Parents are encouraged to visit and interact with their newborn as much as possible. Skin-to-skin contact (also called kangaroo care—see Neonatal intensive care units (NICUs)) between the newborn and the mother or father is beneficial to the newborn.
Parents should remove fluffy materials including blankets, quilts, pillows, and stuffed toys from the infant's crib at home because these items may increase the risk of sudden infant death syndrome (SIDS). Infants at home should be placed on their back and not their stomach to sleep because sleeping on the stomach also increases the risk of SIDS.
Very premature newborns may need to be hospitalized in a neonatal intensive care unit for days, weeks, or months. They may require a breathing tube and a machine that helps air get in and out of the lungs (ventilator) until their lungs are able to breathe air.
They receive nutrition into their veins until they can tolerate feedings into their stomach through a feeding tube and eventually feedings by mouth. The mother’s breast milk is the best food for premature infants. Use of breast milk decreases the risk of developing an intestinal problem called necrotizing enterocolitis and infections. Because breast milk is low in some nutrients like calcium, it may need to be mixed with a fortifying solution for newborns who have a very low birth weight. Infant formulas made specifically for premature infants that are high in calories also can be used when necessary.
Very premature newborns may require a drug that prompts them to breathe, such as caffeine, until the part of the brain that controls regular breathing has matured.
To keep warm, these newborns need to be kept in an incubator until they are able to maintain a normal body temperature.
Premature infants typically remain hospitalized until their medical problems are under satisfactory control and they are
Most premature infants are ready to go home when they are at 35 to 37 weeks gestational age and weigh 4 to 5 pounds (2 to 2.5 kilograms). However, there is wide variation. The length of time the infant stays in the hospital does not affect the long-term prognosis.

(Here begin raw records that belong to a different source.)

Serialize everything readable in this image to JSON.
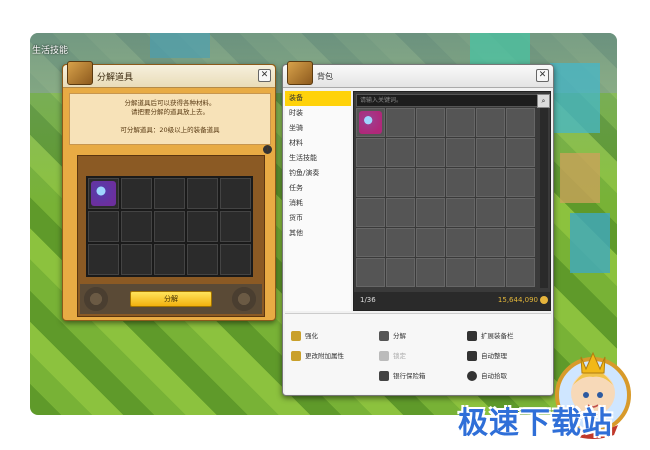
{
  "hud": {
    "skill_label": "生活技能"
  },
  "disassemble": {
    "title": "分解道具",
    "desc_line1": "分解道具后可以获得各种材料。",
    "desc_line2": "请把要分解的道具放上去。",
    "requirement": "可分解道具：20级以上的装备道具",
    "button_label": "分解",
    "close_icon": "close-icon"
  },
  "bag": {
    "title": "背包",
    "search_placeholder": "请输入关键词。",
    "categories": [
      "装备",
      "时装",
      "坐骑",
      "材料",
      "生活技能",
      "钓鱼/演奏",
      "任务",
      "消耗",
      "货币",
      "其他"
    ],
    "active_category": "装备",
    "slot_count": "1/36",
    "currency": "15,644,090",
    "actions": [
      {
        "label": "强化",
        "icon": "enhance-icon",
        "enabled": true
      },
      {
        "label": "分解",
        "icon": "disassemble-icon",
        "enabled": true
      },
      {
        "label": "扩展装备栏",
        "icon": "plus-icon",
        "enabled": true
      },
      {
        "label": "更改附加属性",
        "icon": "attribute-icon",
        "enabled": true
      },
      {
        "label": "锁定",
        "icon": "lock-icon",
        "enabled": false
      },
      {
        "label": "自动整理",
        "icon": "sort-icon",
        "enabled": true
      },
      {
        "label": "银行保险箱",
        "icon": "bank-icon",
        "enabled": true
      },
      {
        "label": "自动拾取",
        "icon": "gear-icon",
        "enabled": true
      }
    ]
  },
  "watermark": {
    "text": "极速下载站"
  },
  "colors": {
    "accent_yellow": "#ffd20a",
    "panel_orange": "#e8ab44",
    "currency_gold": "#e2b63a"
  }
}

Because premature newborns are at risk of stopping breathing (apnea), and having low levels of oxygen in the blood and a slow heart rate while in a car seat, many hospitals in the United States do a car seat challenge test before premature babies are discharged. The test is done to determine whether babies are stable in the semi-reclined position of a car seat. This test is usually done using the car seat provided by the parents. The car seat challenge test is not highly accurate and is not used by doctors in some other countries. Premature babies, including those who pass the test, should be observed by a non-driving adult during all car seat travel until the babies have reached the due date and have remained consistently able to tolerate being in the car seat. Because the baby's color should be observed, travel should be limited to daylight hours. Long trips should be broken up into 45- to 60-minute segments so that the baby can be taken out of the car seat and repositioned.
Surveys show that most car seats are not installed optimally, so a check of the car seat by a certified car seat inspector is recommended. Inspection sites can be found here. Some hospitals offer an inspection service, but casual advice provided by an uncertified hospital staff member should not be considered equivalent to inspection by a certified car seat expert.
The American Academy of Pediatrics recommends that car seats be used only for vehicular transportation and not as an infant seat or bed at home. Many doctors also recommend not to put premature infants in swings or bouncy seats for the first few months at home.
After discharge, premature infants are carefully monitored for developmental problems and receive physical, occupational, and speech and language therapy as needed.